Search the data for "this". Return each matching line.

* Component data from apps and pages *
● ● ● ●
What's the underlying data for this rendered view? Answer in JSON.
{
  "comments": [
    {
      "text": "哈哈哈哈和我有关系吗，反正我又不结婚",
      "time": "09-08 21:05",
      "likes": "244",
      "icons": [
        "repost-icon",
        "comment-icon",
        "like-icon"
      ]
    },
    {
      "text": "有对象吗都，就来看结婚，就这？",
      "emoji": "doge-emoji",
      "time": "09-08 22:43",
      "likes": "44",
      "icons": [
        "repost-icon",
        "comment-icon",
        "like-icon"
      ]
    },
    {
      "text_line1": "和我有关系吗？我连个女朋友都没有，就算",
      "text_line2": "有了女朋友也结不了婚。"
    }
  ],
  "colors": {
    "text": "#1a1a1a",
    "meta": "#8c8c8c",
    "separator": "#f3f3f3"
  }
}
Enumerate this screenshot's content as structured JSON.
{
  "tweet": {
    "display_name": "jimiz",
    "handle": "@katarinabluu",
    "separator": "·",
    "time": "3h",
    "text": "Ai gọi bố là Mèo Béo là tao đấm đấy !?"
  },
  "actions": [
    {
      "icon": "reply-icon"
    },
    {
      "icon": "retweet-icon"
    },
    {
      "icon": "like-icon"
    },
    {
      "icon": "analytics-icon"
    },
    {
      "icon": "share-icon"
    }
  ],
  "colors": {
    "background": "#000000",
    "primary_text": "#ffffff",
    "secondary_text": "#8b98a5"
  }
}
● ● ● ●
* Reply to the exercise *
What's the underlying data for this rendered view? Answer in JSON.
Enumerate this screenshot's content as structured JSON.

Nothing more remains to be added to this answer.